When Dr. Anthony Atala, director of the Wake Forest Institute for Regenerative Medicine in Winston-Salem, North Carolina, showed a 3D-printed, life-sized kidney structure several years ago at a TED Talks conference, the audience was awestruck. Even though the organ wasn’t ready to be implanted into a live person, the demonstration proved that a 3D printer could produce a human organ.
The kidney was made of human cells and looked pink, a little like a raw chicken cutlet. Dr. Atala said the 3D printer created the organ in about seven hours, but that the kidney wasn’t functional, because, like tissues and other complex organs, the 3D-printed kidney would have required an extensive network of blood vessels to keep the organ’s cells alive.
To date, although researchers have had limited success creating 3D-printed blood vessel networks, they’re still unable to print functional complex organs because they can’t print both components together.
As scientists perfect 3D-printing technology, each advancement is like a signpost leading to the ultimate goal of printing a fully functional organ ready for transplant. But most scientists agree that this breakthrough is still many years in the future.
Closely related to 3D-printing organs for transplant into the human body is using handheld 3D printers to repair organs that are damaged, diseased or functioning improperly. At Wake Forest, teams of scientists in the first phase of the Armed Forces Institute of Regenerative Medicine (AFIRM) study designed a 3D printer to print skin cells on top of burn wounds. These researchers used a bioink created from different kinds of skin cells. After a scanner determined the size and depth of the burn wound, the printer applied layers of the correct type of cells found at different levels of the injury.
Although the research is being conducted for the military, this 3D-printing technology would also benefit civilian burn patients. The patient would lie on a bed with his wound underneath a flatbed scanner. Then, printheads on the 3D printer would print layers of skin cells at their correct level in the wound directly onto the patient’s body.

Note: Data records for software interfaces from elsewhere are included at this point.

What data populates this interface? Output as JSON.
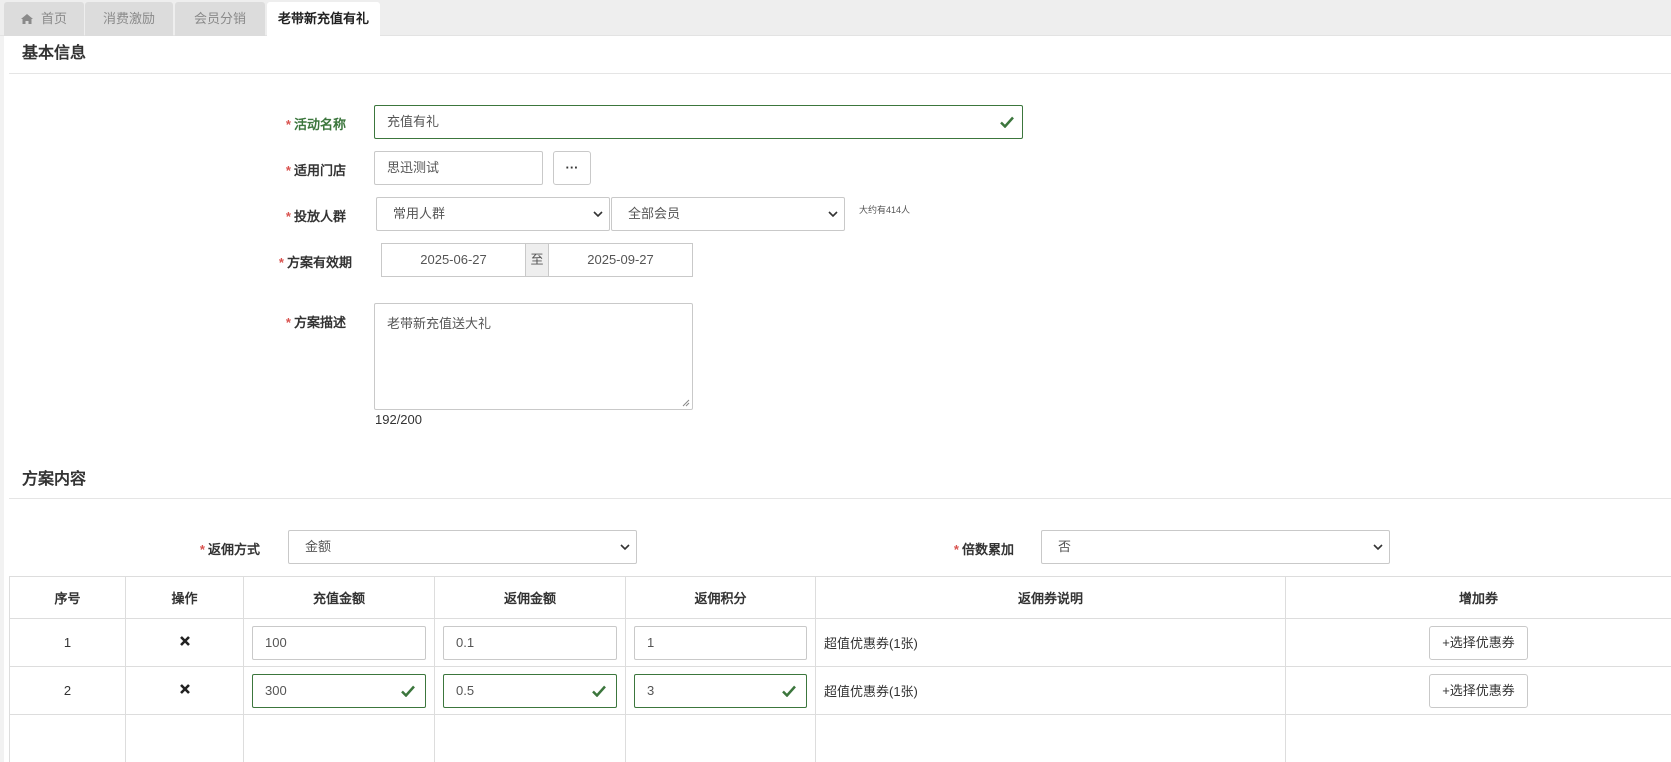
{
  "tabs": [
    {
      "label": "首页",
      "icon": "home-icon"
    },
    {
      "label": "消费激励"
    },
    {
      "label": "会员分销"
    },
    {
      "label": "老带新充值有礼",
      "active": true
    }
  ],
  "basic_info": {
    "title": "基本信息",
    "activity_name": {
      "label": "活动名称",
      "value": "充值有礼",
      "status": "valid"
    },
    "store": {
      "label": "适用门店",
      "value": "思迅测试",
      "more_button": "···"
    },
    "audience": {
      "label": "投放人群",
      "group_value": "常用人群",
      "member_value": "全部会员",
      "hint": "大约有414人"
    },
    "validity": {
      "label": "方案有效期",
      "start": "2025-06-27",
      "separator": "至",
      "end": "2025-09-27"
    },
    "description": {
      "label": "方案描述",
      "value": "老带新充值送大礼",
      "counter": "192/200"
    }
  },
  "plan_content": {
    "title": "方案内容",
    "rebate_method": {
      "label": "返佣方式",
      "value": "金额"
    },
    "multiple_stack": {
      "label": "倍数累加",
      "value": "否"
    },
    "table": {
      "headers": [
        "序号",
        "操作",
        "充值金额",
        "返佣金额",
        "返佣积分",
        "返佣券说明",
        "增加券"
      ],
      "rows": [
        {
          "index": "1",
          "recharge": "100",
          "rebate_amount": "0.1",
          "rebate_points": "1",
          "coupon_desc": "超值优惠券(1张)",
          "button": "+选择优惠券",
          "valid": false
        },
        {
          "index": "2",
          "recharge": "300",
          "rebate_amount": "0.5",
          "rebate_points": "3",
          "coupon_desc": "超值优惠券(1张)",
          "button": "+选择优惠券",
          "valid": true
        }
      ]
    }
  },
  "colors": {
    "required": "#d9534f",
    "success": "#3c763d",
    "border": "#c9c9c9"
  }
}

In the second phase of the AFIRM study, Wake Forest researchers will work on using 3D printing to develop tissues to replace bone, nerve, blood vessels, fat and muscle to help soldiers—and sometimes civilians in war zones—suffering from head and face injuries caused by high velocity weapons.
Researchers are also studying how to repair organs inside the body by using 3D printers and bioink composed of cells to create patches of healthy new tissue to place on damaged areas. “The promise for tissue therapies that cure disease, with reduced risk of immune rejection, made on demand from cellular building blocks rather than waiting for a limited supply of donor tissues, is a vision we are passionate in pursuing,” says Organovo, a biotech company based in San Diego, California, and one of the leaders in the field of 3D-printed human tissues.
Last year, Organovo partnered with L’Oreal, a beauty industry leader, to develop skin tissue for testing product safety and performance. “Organovo has broken new ground with 3D bioprinting, an area that complements L’Oreal’s pioneering work in the research and application of reconstructed skin for the past 30 years,” says Guive Balooch, global vice president of L’Oreal’s technology incubator.
3D printing will also make advancements in cosmetic surgery possible. According to one science site, researchers are working on face printers that could scan our faces at a young age and save the image for reapplication every few years so people could look ageless.
But Organovo’s scientific founder Gabor Forgacs, PhD, the George H. Vineyard Professor of Biological Physics at the University of Missouri-Columbia believes scientists may never create 3D-printed complex organs. Instead of trying to copy natural organs as they are, Dr. Forgacs thinks scientists should pour their energy into improving the functionality of complex organs, such as the heart or liver. “We are fantastic engineers,” he says.
One speculative researcher, Agatha Haines, agrees. Speculative research considers ideas that are theoretically possible but regarded as unusual or strange by scientists in the mainstream research community. “A lot of my work is about the weird and wonderful things that exist inside our bodies and the potential for design around those things,” Haines says.
In 2014 at the Design Indaba Conference, Haines presented a number of speculative designs to improve functionality of the human body, some of which included unique organs created via 3D printing. Her designs combined properties from different body parts and even different species to create fantasy organs meant to address various health issues. One of Haines’ designs was for an organ she named the “electrostabilis cardium,” which would use parts from an electric eel to discharge an electric current to the heart to stop a rapid or irregular heartbeat. “I was imagining things we have in nature that we could put together to create new functions,” she says.
Haines views herself as a modern-day Dr. Frankenstein and believes 3D printing could allow scientists to create body parts for human beings that are better than the ones we currently inherit when we’re born.